Made in Germany
Vantage Towers is headquartered in Düsseldorf and will list on the Frankfurt Stock Exchange. Badrinath argued that this made perfect sense. For one thing, he said, Germany is home to most of its tower technical staff, looking after more than 19,000 macro sites in the country (the biggest single contributor among the ten markets Vantage Towers has a presence).
Rules of the London Stock Exchange, pointed out the article in The Sunday Telegraph, would also not allow a German corporation a premium listing if it had less than 50% of its shares in a free float. This would potentially deprive Vantage Towers access to “large pools of capital”.
The IPO is expected to value Vantage Towers at £23bn (€25.8bn), boosted by £5bn following incorporation of a 50% stake in Cornerstone Telecommunications Infrastructure Limited, which is expected by the end of January. Vantage Towers has now some 82,000 macro sites to its name, and is Europe’s largest TowerCo.
The switch Badrinath must flick to ensure Vantage is advantaged
During the November 2020 Capital Markets Day, Badrinath summed up the business model flip Vantage Towers must bring about if it is to be a success as a standalone — and “proactive”, commercially-minded — business.
While in‑house, infrastructure management operations within Vodafone’s OpCos were “reactive” when it came to responding to competitor site requests, and they had no designated teams geared towards driving “lease‑up”, he noted. Vodafone Germany’s network team, for example, had a backlog of 300 unanswered tenancy requests when Vantage took over the assets.
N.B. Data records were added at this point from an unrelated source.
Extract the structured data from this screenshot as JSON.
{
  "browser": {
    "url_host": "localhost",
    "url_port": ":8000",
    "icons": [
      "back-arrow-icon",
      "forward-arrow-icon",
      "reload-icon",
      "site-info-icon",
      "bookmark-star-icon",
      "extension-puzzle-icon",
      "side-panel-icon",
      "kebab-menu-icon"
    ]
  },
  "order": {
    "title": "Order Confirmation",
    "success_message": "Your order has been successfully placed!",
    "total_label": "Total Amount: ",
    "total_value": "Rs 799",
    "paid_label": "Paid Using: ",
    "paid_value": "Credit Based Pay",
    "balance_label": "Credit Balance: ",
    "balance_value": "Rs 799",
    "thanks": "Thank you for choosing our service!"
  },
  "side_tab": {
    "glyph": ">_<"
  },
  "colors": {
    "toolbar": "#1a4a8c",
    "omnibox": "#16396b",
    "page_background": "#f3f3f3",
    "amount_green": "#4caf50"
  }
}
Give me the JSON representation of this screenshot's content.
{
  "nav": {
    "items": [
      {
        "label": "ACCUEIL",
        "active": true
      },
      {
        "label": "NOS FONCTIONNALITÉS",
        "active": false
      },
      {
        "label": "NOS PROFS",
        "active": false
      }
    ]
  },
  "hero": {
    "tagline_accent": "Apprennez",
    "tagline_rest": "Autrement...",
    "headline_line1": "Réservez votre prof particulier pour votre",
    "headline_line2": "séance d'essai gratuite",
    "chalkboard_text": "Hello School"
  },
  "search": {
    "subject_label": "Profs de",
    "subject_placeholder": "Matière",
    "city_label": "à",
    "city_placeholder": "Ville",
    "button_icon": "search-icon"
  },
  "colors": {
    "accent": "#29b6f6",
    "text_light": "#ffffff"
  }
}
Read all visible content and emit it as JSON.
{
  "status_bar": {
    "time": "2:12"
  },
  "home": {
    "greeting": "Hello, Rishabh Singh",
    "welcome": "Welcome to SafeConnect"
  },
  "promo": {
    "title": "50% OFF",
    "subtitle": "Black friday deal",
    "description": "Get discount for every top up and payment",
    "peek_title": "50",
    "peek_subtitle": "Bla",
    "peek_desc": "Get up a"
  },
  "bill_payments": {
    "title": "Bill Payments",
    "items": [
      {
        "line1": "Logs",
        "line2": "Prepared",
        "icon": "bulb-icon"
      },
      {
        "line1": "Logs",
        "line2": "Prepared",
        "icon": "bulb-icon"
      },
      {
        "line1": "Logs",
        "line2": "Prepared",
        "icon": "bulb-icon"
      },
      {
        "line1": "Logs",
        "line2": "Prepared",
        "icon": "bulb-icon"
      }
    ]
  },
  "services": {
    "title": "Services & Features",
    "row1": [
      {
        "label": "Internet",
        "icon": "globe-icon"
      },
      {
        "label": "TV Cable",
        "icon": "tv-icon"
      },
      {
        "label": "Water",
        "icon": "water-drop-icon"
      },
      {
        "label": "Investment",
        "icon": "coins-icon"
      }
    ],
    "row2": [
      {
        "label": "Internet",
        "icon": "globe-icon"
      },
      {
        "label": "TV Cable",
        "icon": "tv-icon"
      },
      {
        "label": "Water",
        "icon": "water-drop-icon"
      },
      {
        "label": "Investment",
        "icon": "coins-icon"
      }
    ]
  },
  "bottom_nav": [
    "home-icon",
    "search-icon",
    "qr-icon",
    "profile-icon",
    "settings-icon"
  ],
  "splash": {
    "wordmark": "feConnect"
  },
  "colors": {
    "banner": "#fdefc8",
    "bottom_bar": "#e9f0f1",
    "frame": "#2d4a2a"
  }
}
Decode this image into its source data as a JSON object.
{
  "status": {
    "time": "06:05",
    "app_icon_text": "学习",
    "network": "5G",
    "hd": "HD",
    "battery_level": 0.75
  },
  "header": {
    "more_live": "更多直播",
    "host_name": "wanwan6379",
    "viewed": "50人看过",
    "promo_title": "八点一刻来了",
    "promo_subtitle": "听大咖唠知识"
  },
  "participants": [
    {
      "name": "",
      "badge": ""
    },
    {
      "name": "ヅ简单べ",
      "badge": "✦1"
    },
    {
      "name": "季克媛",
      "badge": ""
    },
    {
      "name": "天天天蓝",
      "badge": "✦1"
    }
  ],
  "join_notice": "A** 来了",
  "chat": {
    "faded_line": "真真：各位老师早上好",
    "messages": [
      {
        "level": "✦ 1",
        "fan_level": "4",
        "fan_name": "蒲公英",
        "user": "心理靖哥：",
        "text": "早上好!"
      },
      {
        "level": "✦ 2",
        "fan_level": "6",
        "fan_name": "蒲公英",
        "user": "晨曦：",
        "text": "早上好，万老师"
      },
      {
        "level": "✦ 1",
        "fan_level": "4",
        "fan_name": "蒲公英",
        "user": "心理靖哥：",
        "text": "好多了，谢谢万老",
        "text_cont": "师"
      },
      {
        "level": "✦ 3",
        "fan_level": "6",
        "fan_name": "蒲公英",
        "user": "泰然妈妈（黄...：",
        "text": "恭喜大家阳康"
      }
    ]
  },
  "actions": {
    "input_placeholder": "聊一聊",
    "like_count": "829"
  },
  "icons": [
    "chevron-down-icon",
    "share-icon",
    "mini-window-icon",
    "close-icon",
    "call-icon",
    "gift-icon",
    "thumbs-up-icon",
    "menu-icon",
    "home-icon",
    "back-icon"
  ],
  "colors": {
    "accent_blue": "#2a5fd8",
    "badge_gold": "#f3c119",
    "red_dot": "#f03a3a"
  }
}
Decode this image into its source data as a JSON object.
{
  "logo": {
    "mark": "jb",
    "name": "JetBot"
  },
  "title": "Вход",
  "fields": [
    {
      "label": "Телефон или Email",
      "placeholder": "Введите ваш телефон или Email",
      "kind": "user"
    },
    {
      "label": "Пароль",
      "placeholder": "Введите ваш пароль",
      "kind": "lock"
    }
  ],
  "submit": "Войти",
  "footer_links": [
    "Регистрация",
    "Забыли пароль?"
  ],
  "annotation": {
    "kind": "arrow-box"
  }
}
Since being enlisted to set up Vantage, Badrinath has been working to build — and incentivise— an organisation that is proactive when it comes to “identification of customer site requirements”, underpinned by a “clear strategy to increase tenancies and deliver growth”, and “strong and hungry” when it comes to chasing down sales.
To achieve the latter, and convince Vodafone’s competitors that it is focused on meeting their needs first and foremost, Badrinath’s team must persuade them that it has completely moved beyond the legacy focus on delivering network advantage to Vodafone.
If it does not, independent tower players with no telco lineage or tainted loyalties, such as Cellnex and American Tower (the prospective purchaser of many of Telefónica’s European assets), will be waiting to step in and churn customers away, and Vodafone’s parental control over (and effective monetisation of) Vantage could come into question.
If it does, the rewards on offer are significant. Even as is, the TowerCo begins life with lofty margin compared with its parent, at about 55% (after leases) — but Badrinath’s slides indicated this could climb considerably as tenancies ramp up, owing to the reduced marginal cost of installing new kit at sites. His slides indicated margin on an average tower increases by around ten percentage points, from 50% to 60%, when it moves from one tenant to two.
Vantage’s medium-term plan is to drive mid-single-digit growth in revenue and to shift margin to a “high 50s percentage”, fuelling “mid-to-high single digit” free cash flow growth. Supporting this is a target of bringing in 15,500 new tenancies (at least a 10% increase, by Vodafonewatch’s estimate, and possibly closer to 20%).
This “lease‑up” drive appears set to form Vantage’s main focus, but Badrinath indicated the new TowerCo had other growth opportunities up its sleeve, too.
These include savings initiatives, with Badrinath citing “significant cost efficiency opportunities” through: buyouts and renegotiation of leases; automation-focused IT upgrades; operational efficiencies via systems such as predictive maintenance; and deployment of more energy-efficient solutions at sites.
Vantage also sees opportunities to expand — whether organically or inorganically — beyond its existing footprint and focus areas, and into services such as fixed wireless access, indoor wireless, private networks, fibre backhaul, smart-city deployments, and edge and/or data centre infrastructure. Vantage has a €1bn+ kitty reserved for these investments, Badrinath said.